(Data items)
======

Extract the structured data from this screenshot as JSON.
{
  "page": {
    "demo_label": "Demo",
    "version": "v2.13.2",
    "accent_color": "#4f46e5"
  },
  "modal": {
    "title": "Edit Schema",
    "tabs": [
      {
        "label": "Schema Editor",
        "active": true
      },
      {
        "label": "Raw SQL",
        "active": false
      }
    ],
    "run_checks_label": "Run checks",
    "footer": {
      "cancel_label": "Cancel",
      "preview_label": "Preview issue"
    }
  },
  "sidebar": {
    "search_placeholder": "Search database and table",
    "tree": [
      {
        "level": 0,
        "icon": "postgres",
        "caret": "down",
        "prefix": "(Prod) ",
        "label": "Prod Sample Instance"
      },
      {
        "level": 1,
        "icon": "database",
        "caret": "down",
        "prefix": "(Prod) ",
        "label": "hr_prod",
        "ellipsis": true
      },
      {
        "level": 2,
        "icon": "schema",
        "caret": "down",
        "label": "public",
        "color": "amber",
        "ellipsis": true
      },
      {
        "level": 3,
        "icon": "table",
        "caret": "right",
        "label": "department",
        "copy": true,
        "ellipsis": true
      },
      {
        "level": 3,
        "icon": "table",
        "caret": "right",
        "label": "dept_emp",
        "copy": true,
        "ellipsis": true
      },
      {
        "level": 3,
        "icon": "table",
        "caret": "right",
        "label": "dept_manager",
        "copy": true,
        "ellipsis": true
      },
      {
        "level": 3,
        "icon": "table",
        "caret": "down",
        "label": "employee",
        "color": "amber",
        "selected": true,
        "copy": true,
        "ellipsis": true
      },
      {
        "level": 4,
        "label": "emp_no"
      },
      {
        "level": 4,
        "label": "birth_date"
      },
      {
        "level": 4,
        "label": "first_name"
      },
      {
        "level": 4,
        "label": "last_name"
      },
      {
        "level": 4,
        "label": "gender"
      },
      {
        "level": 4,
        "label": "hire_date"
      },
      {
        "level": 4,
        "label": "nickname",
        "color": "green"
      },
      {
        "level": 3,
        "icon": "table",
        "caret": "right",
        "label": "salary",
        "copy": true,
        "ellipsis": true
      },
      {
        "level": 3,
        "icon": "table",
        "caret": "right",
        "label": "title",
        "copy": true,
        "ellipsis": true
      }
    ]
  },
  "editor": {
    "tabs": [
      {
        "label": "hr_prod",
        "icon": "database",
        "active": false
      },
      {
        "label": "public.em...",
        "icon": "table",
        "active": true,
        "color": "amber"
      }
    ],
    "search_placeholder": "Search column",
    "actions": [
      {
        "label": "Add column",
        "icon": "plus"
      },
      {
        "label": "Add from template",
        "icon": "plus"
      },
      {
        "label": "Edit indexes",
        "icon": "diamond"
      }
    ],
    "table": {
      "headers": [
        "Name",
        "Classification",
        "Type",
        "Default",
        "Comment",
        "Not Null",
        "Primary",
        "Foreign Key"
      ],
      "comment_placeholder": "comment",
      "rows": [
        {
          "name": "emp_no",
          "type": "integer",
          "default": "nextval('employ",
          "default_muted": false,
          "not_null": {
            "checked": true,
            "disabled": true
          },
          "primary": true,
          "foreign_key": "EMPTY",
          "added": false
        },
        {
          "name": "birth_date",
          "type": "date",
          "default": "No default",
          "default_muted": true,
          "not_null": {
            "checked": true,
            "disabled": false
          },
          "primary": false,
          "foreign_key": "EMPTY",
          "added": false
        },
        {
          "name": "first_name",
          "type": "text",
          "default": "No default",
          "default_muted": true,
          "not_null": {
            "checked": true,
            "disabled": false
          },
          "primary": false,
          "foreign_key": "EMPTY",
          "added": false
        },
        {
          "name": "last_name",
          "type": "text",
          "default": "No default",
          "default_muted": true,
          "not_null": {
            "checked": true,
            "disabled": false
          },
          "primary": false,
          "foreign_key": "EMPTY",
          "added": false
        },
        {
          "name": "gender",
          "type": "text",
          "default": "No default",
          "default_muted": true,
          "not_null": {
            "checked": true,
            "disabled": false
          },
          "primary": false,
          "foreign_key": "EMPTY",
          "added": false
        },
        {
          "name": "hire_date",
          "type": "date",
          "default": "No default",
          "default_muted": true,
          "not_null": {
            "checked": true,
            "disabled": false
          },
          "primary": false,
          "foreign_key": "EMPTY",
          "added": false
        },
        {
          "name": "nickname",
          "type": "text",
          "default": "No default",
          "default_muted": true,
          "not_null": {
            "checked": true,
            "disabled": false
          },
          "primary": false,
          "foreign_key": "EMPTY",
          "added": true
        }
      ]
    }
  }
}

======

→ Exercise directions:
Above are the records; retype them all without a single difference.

→ Solution:
Extract the structured data from this screenshot as JSON.
{
  "page": {
    "demo_label": "Demo",
    "version": "v2.13.2",
    "accent_color": "#4f46e5"
  },
  "modal": {
    "title": "Edit Schema",
    "tabs": [
      {
        "label": "Schema Editor",
        "active": true
      },
      {
        "label": "Raw SQL",
        "active": false
      }
    ],
    "run_checks_label": "Run checks",
    "footer": {
      "cancel_label": "Cancel",
      "preview_label": "Preview issue"
    }
  },
  "sidebar": {
    "search_placeholder": "Search database and table",
    "tree": [
      {
        "level": 0,
        "icon": "postgres",
        "caret": "down",
        "prefix": "(Prod) ",
        "label": "Prod Sample Instance"
      },
      {
        "level": 1,
        "icon": "database",
        "caret": "down",
        "prefix": "(Prod) ",
        "label": "hr_prod",
        "ellipsis": true
      },
      {
        "level": 2,
        "icon": "schema",
        "caret": "down",
        "label": "public",
        "color": "amber",
        "ellipsis": true
      },
      {
        "level": 3,
        "icon": "table",
        "caret": "right",
        "label": "department",
        "copy": true,
        "ellipsis": true
      },
      {
        "level": 3,
        "icon": "table",
        "caret": "right",
        "label": "dept_emp",
        "copy": true,
        "ellipsis": true
      },
      {
        "level": 3,
        "icon": "table",
        "caret": "right",
        "label": "dept_manager",
        "copy": true,
        "ellipsis": true
      },
      {
        "level": 3,
        "icon": "table",
        "caret": "down",
        "label": "employee",
        "color": "amber",
        "selected": true,
        "copy": true,
        "ellipsis": true
      },
      {
        "level": 4,
        "label": "emp_no"
      },
      {
        "level": 4,
        "label": "birth_date"
      },
      {
        "level": 4,
        "label": "first_name"
      },
      {
        "level": 4,
        "label": "last_name"
      },
      {
        "level": 4,
        "label": "gender"
      },
      {
        "level": 4,
        "label": "hire_date"
      },
      {
        "level": 4,
        "label": "nickname",
        "color": "green"
      },
      {
        "level": 3,
        "icon": "table",
        "caret": "right",
        "label": "salary",
        "copy": true,
        "ellipsis": true
      },
      {
        "level": 3,
        "icon": "table",
        "caret": "right",
        "label": "title",
        "copy": true,
        "ellipsis": true
      }
    ]
  },
  "editor": {
    "tabs": [
      {
        "label": "hr_prod",
        "icon": "database",
        "active": false
      },
      {
        "label": "public.em...",
        "icon": "table",
        "active": true,
        "color": "amber"
      }
    ],
    "search_placeholder": "Search column",
    "actions": [
      {
        "label": "Add column",
        "icon": "plus"
      },
      {
        "label": "Add from template",
        "icon": "plus"
      },
      {
        "label": "Edit indexes",
        "icon": "diamond"
      }
    ],
    "table": {
      "headers": [
        "Name",
        "Classification",
        "Type",
        "Default",
        "Comment",
        "Not Null",
        "Primary",
        "Foreign Key"
      ],
      "comment_placeholder": "comment",
      "rows": [
        {
          "name": "emp_no",
          "type": "integer",
          "default": "nextval('employ",
          "default_muted": false,
          "not_null": {
            "checked": true,
            "disabled": true
          },
          "primary": true,
          "foreign_key": "EMPTY",
          "added": false
        },
        {
          "name": "birth_date",
          "type": "date",
          "default": "No default",
          "default_muted": true,
          "not_null": {
            "checked": true,
            "disabled": false
          },
          "primary": false,
          "foreign_key": "EMPTY",
          "added": false
        },
        {
          "name": "first_name",
          "type": "text",
          "default": "No default",
          "default_muted": true,
          "not_null": {
            "checked": true,
            "disabled": false
          },
          "primary": false,
          "foreign_key": "EMPTY",
          "added": false
        },
        {
          "name": "last_name",
          "type": "text",
          "default": "No default",
          "default_muted": true,
          "not_null": {
            "checked": true,
            "disabled": false
          },
          "primary": false,
          "foreign_key": "EMPTY",
          "added": false
        },
        {
          "name": "gender",
          "type": "text",
          "default": "No default",
          "default_muted": true,
          "not_null": {
            "checked": true,
            "disabled": false
          },
          "primary": false,
          "foreign_key": "EMPTY",
          "added": false
        },
        {
          "name": "hire_date",
          "type": "date",
          "default": "No default",
          "default_muted": true,
          "not_null": {
            "checked": true,
            "disabled": false
          },
          "primary": false,
          "foreign_key": "EMPTY",
          "added": false
        },
        {
          "name": "nickname",
          "type": "text",
          "default": "No default",
          "default_muted": true,
          "not_null": {
            "checked": true,
            "disabled": false
          },
          "primary": false,
          "foreign_key": "EMPTY",
          "added": true
        }
      ]
    }
  }
}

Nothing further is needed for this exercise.